Saturday, June 20, 2009
Guest Blogger - Malia's Mama
A few years ago, my mother was hospitalized for her second knee replacement. Though it was June, University Hospital was heavily air-conditioned, so she asked me to find her another blanket.
Opening the cupboard in her semi-private room, I didn't find a blanket, I found many. Some showed their wear, but they were all pristinely clean, all readily available. I was glad for my mom, and for the hundreds of other patients the hospital serves who I'm sure had their own well-stocked cupboards. But, having just returned from Haiti, I was newly sad for those unlucky enough to be sick there, in the Western Hemisphere's most impoverished country- sick among the flies, among the garbage, among the throngs just trying to survive from day to day.
I love Haiti. I have since my very first visit in 1997 and the places that seem to draw me, year after year are the hospitals and clinics. To say one sees desperation, borders on understatement when on any given Saturday at St. Joseph's clinic, Cite Soleil's most destitute come. They line up 4 and 5 deep, many holding tiny, listless babies who look like they won't survive the wait. They line up with horrific burns that would have them in intensive care, in Canada, but in Haiti, they will be debreted and bandaged, maybe given an intervenous if there is enough serum that day and sent home with a handful of anti-biotic- hopefully one that hasn't reached expiration. They come with enormous, throbbing abscesses that are as common as acne is to us, they come with cancers that have manifested outside the body. Funny... before I saw this for myself, I thought it was a physical impossibility. They come because the medical care provided by The Missionaries of Charity- Mother's Teresa's Sisters- is free and the touch, compassionate.And, I have the privilege of working among them and trying to help ease the suffering, at least for those few hours.

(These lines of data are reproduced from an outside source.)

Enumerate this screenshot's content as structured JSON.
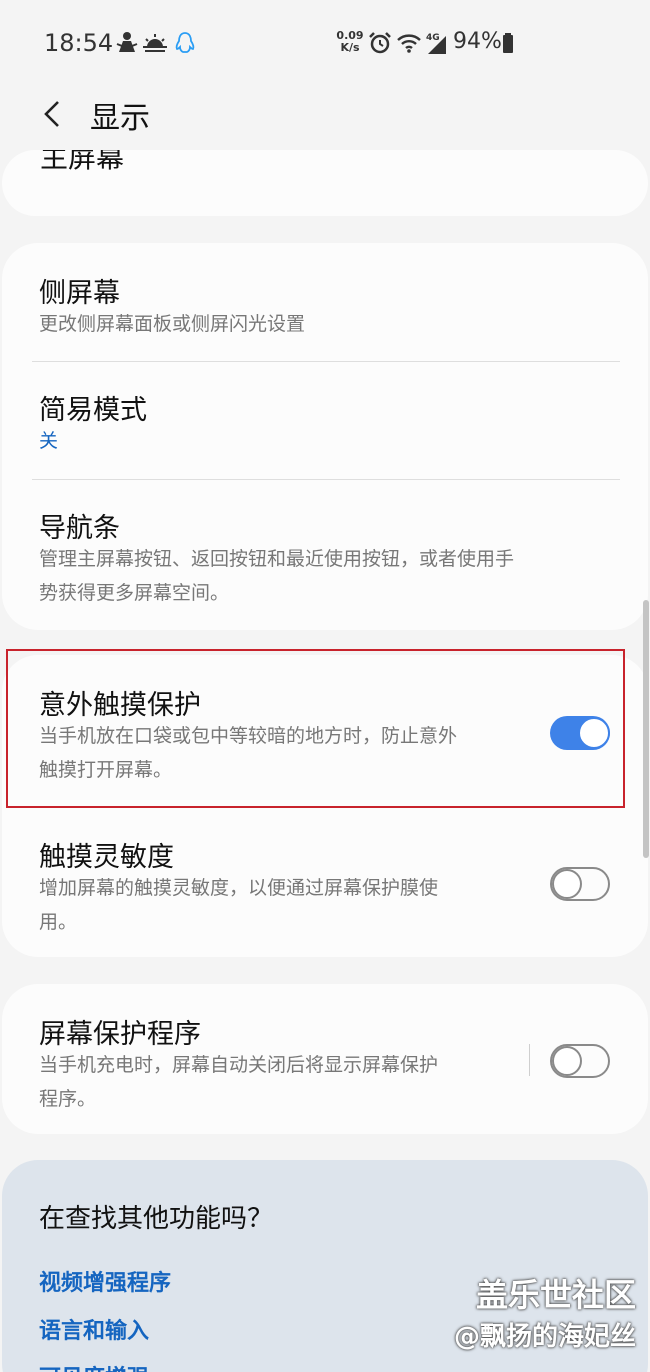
{
  "status_bar": {
    "time": "18:54",
    "net_speed_value": "0.09",
    "net_speed_unit": "K/s",
    "network_type": "4G",
    "battery_percent": "94%",
    "icons": [
      "notification-person-icon",
      "weather-sunrise-icon",
      "qq-penguin-icon",
      "alarm-icon",
      "wifi-icon",
      "signal-icon",
      "battery-icon"
    ]
  },
  "header": {
    "title": "显示"
  },
  "partial_item": {
    "title": "主屏幕"
  },
  "group1": {
    "items": [
      {
        "title": "侧屏幕",
        "subtitle": "更改侧屏幕面板或侧屏闪光设置"
      },
      {
        "title": "简易模式",
        "subtitle": "关"
      },
      {
        "title": "导航条",
        "subtitle_line1": "管理主屏幕按钮、返回按钮和最近使用按钮，或者使用手",
        "subtitle_line2": "势获得更多屏幕空间。"
      }
    ]
  },
  "group2": {
    "items": [
      {
        "title": "意外触摸保护",
        "subtitle_line1": "当手机放在口袋或包中等较暗的地方时，防止意外",
        "subtitle_line2": "触摸打开屏幕。",
        "toggle": "on"
      },
      {
        "title": "触摸灵敏度",
        "subtitle_line1": "增加屏幕的触摸灵敏度，以便通过屏幕保护膜使",
        "subtitle_line2": "用。",
        "toggle": "off"
      }
    ]
  },
  "group3": {
    "items": [
      {
        "title": "屏幕保护程序",
        "subtitle_line1": "当手机充电时，屏幕自动关闭后将显示屏幕保护",
        "subtitle_line2": "程序。",
        "toggle": "off"
      }
    ]
  },
  "suggestions": {
    "title": "在查找其他功能吗？",
    "links": [
      "视频增强程序",
      "语言和输入",
      "可见度增强"
    ]
  },
  "watermark": {
    "line1": "盖乐世社区",
    "line2": "@飘扬的海妃丝"
  },
  "colors": {
    "accent": "#3e82e8",
    "link": "#1565c0",
    "highlight_border": "#c8232c",
    "background": "#f4f4f4",
    "card": "#fcfcfc",
    "suggestion_card": "#dde4ec"
  }
}
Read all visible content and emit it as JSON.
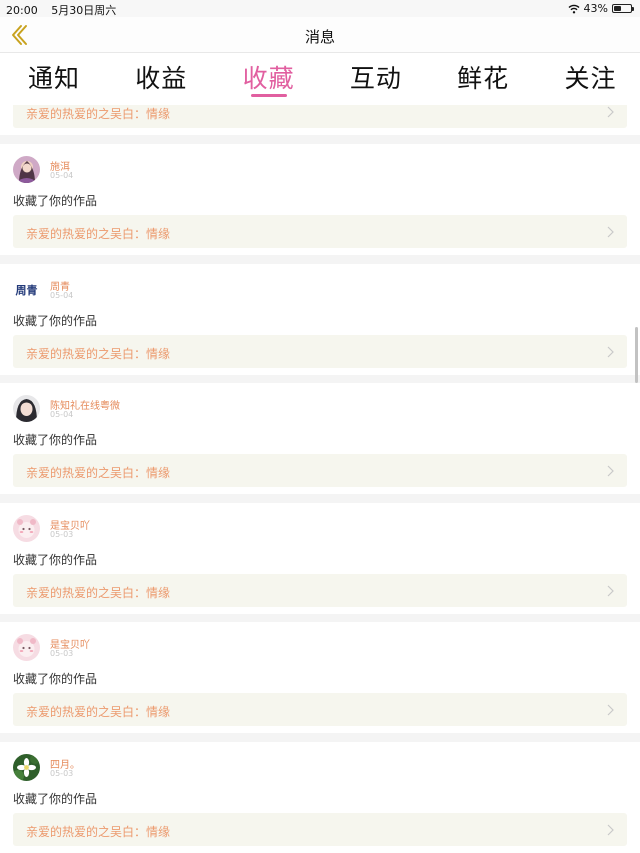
{
  "status_bar": {
    "time": "20:00",
    "date": "5月30日周六",
    "battery_pct": "43%",
    "battery_level": 0.43
  },
  "nav": {
    "title": "消息",
    "back_icon": "chevron-left-icon"
  },
  "tabs": [
    {
      "label": "通知",
      "active": false
    },
    {
      "label": "收益",
      "active": false
    },
    {
      "label": "收藏",
      "active": true
    },
    {
      "label": "互动",
      "active": false
    },
    {
      "label": "鲜花",
      "active": false
    },
    {
      "label": "关注",
      "active": false
    }
  ],
  "accent_color": "#e15fa0",
  "partial_card": {
    "work_text": "亲爱的热爱的之吴白：情缘"
  },
  "items": [
    {
      "name": "施洱",
      "date": "05-04",
      "action": "收藏了你的作品",
      "work": "亲爱的热爱的之吴白：情缘",
      "avatar": "girl-portrait"
    },
    {
      "name": "周青",
      "date": "05-04",
      "action": "收藏了你的作品",
      "work": "亲爱的热爱的之吴白：情缘",
      "avatar": "text-logo",
      "avatar_text": "周青"
    },
    {
      "name": "陈知礼在线粤微",
      "date": "05-04",
      "action": "收藏了你的作品",
      "work": "亲爱的热爱的之吴白：情缘",
      "avatar": "anime-face"
    },
    {
      "name": "是宝贝吖",
      "date": "05-03",
      "action": "收藏了你的作品",
      "work": "亲爱的热爱的之吴白：情缘",
      "avatar": "pink-cartoon"
    },
    {
      "name": "是宝贝吖",
      "date": "05-03",
      "action": "收藏了你的作品",
      "work": "亲爱的热爱的之吴白：情缘",
      "avatar": "pink-cartoon"
    },
    {
      "name": "四月。",
      "date": "05-03",
      "action": "收藏了你的作品",
      "work": "亲爱的热爱的之吴白：情缘",
      "avatar": "flower-photo"
    }
  ]
}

The Brothers of Charity Hospital is another place where the hopeless find hope, or at least companionship as many await death on their hard, plastic mattresses. When I go to Haiti on my own, this is my "domain" as it were. The Brothers come to rely on me, the men all hope for a female's touch whether it be just nail clipping and shaving or the more involved tasks like dressing changes and suturing. I have held the hand of many as they gave up their spirits to God. It is a deeply profound experience.
Some mornings it is difficult to leave the relative cool and calm of the Guest House and walk the 1/2 hour in the dust, the unrelenting sun, among the pungent smells of exhaust and sewage into Pele. But the moment I enter the maze of shanties and vendors' stalls, I feel more than welcome, I feel at home. Even more than that, I know I am needed.
When I tell North Americans what I do there- IV's, closing gashes, lancing infections, the first question is always, "Are you a nurse?"
No, I am a secondary school teacher. My medical training, like many of the volunteers, was "trial by fire". I sewed up my first cut, a jagged wound on a little girl's head, after being shown the first 3 stitches by one of the Brothers. He did this, then handed me the hemostat and the needle saying, "Now you". He watched me do one, then smiled, clapped me on the back, and went back to dispensing meds. I didn't have time to feel frightened, or to protest; I just did it because there was no choice. Soon, and maybe a little sadly, it becomes routine. At least while you're there, actively working.
But, at night- and Haitian nights are long with the sun setting around 6pm each night- at night you remember. At night the young architect who'd had such a bright future, who had that day proudly shown you the passport he carries in a little plastic sac, comes back to you and it is very difficult to reconcile the handsome, somber looking youth in the official photograph with the mask of scarred tissue that barely looks human with its fused features and skull bone showing through raw and tender scalp that he is 10 months later.
But, it is Daniel. He natters at me in Creole, then French, then English, and throws in a few words of Spanish. He wants me to appreciate how intelligent he is. He wants me, and anyone else that comes into the milky vision of the one eye he has left, to know there is a human being beneath the horror. At night, I see him more plainly than I did during the day and I try to think of ways to help him- email his picture to burn specialists, beg their help... no one even answers.
Back in Canada I talk to people, show them video, motivate them to care, to help in some way, any way- money, time, to go see for themselves, join an NGO. And, each time just one person asks an unsolicited question, or mentions Haiti on his/her own, my heart leaps. Yes! Ask, comment, argue with me, just give Daniel and the Richards and the Eliases and the endless many whose names I don't even know, but who suffer for one reason only- their geography- an opportunity to speak.
My mom will likely be in the hospital again someday ; she is prone to it. But she will have a comfortable mattress, clean sheets and her own pillow. She will also have a trained medical team, not just a volunteer teacher, concerned with her, treating and caring for her - and thank God for that. I just wish it were like that for those who are my second family, too.